Painswick “Queen of the Cotswolds”

Painswick, self-styled “Queen of the Cotswolds” overlooks another of the 5 valleys between Stroud and Cloucester. Its narrow streets and architecture have a quaint English charm. New Street was built in 1428 at the height of the medieval wool trade, its oldest extant building, built in 1478, is reputed to be oldest building having housed a post office in Britain. We had spent 4 hours exploring the adjacent Slad Valley on foot and were a little footsore as we approached town from Painswick Valley, climbing along Stamage’s lane bounded by homes built of mellow Cotswold stone. It seemed a lovely, quiet, little town, its back streets were nearly devoid of traffic, and most of its shops were closed for the day. We parked and walked a little further up the hill to New Street only to discover bumper to bumper traffic creeping through town. The A46 connecting Stroud and Cheltenham funnels traffic through this 540-year old street, a street designed for carts and wagons, not modern SUVs and transport trucks. We retreated to Friday Street, a quiet, one lane passage where we found Olivas Delicatessen and relaxed over coffee and cake before setting off to explore the quiet back streets and the church of St Mary.
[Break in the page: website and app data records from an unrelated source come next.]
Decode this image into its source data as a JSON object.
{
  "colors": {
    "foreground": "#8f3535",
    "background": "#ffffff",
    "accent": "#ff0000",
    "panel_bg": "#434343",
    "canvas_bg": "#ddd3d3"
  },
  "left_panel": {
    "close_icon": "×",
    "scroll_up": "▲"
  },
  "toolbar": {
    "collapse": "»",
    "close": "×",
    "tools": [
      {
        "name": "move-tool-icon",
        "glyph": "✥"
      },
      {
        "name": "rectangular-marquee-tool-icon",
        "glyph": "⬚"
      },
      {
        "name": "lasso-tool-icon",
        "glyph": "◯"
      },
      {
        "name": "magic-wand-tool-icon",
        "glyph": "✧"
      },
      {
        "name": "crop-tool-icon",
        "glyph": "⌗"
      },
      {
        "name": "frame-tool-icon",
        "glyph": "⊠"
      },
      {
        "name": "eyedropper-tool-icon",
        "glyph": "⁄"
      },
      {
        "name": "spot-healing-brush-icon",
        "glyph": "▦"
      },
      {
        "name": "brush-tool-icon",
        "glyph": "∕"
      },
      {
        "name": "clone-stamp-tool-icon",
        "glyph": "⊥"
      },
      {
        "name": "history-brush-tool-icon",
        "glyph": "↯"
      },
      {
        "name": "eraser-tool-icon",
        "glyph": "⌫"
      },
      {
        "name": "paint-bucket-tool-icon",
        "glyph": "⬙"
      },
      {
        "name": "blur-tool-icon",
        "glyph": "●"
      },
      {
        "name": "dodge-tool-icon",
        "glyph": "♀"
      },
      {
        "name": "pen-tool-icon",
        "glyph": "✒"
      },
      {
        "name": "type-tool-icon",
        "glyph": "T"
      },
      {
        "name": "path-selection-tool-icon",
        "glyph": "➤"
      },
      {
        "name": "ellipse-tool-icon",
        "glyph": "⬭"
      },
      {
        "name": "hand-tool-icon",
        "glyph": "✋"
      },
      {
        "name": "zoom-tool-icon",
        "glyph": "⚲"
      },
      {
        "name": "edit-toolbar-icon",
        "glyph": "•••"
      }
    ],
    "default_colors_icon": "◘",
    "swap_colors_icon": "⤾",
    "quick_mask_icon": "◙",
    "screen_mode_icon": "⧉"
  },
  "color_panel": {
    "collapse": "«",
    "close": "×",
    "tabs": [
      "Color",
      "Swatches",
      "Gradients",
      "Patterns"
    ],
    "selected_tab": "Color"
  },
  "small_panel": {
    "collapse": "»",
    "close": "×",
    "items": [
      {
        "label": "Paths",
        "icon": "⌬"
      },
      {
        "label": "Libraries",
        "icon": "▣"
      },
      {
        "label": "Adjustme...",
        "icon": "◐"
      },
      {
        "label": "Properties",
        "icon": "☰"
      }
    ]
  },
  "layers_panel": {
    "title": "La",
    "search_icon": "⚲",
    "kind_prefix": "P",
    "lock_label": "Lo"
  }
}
Best known for its 99 ancient Yew trees, chest tombs, and imposing wool church, the highlight for me was  the children using toppled headstones as launching pads in their attempts to fly.
A Sense of Place:  Travel, Photography, and Photo-art
by David E. Moon
© David E. Moon, 2014  All rights reserved
Slideshow Slideshow

Painswick “Queen of the Cotswolds”

Painswick, self-styled “Queen of the Cotswolds” overlooks another of the 5 valleys between Stroud and Cloucester. Its narrow streets and architecture have a quaint English charm. New Street was built in 1428 at the height of the medieval wool trade, its oldest extant building, built in 1478, is reputed to be oldest building having housed a post office in Britain. We had spent 4 hours exploring the adjacent Slad Valley on foot and were a little footsore as we approached town from Painswick Valley, climbing along Stamage’s lane bounded by homes built of mellow Cotswold stone. It seemed a lovely, quiet, little town, its back streets were nearly devoid of traffic, and most of its shops were closed for the day. We parked and walked a little further up the hill to New Street only to discover bumper to bumper traffic creeping through town. The A46 connecting Stroud and Cheltenham funnels traffic through this 540-year old street, a street designed for carts and wagons, not modern SUVs and transport trucks. We retreated to Friday Street, a quiet, one lane passage where we found Olivas Delicatessen and relaxed over coffee and cake before setting off to explore the quiet back streets and the church of St Mary. Best known for its 99 ancient Yew trees, chest tombs, and imposing wool church, the highlight for me was  the children using toppled headstones as launching pads in their attempts to fly.
A Sense of Place:  Travel, Photography, and Photo-art
© David E. Moon, 2014  All rights reserved
Slideshow Slideshow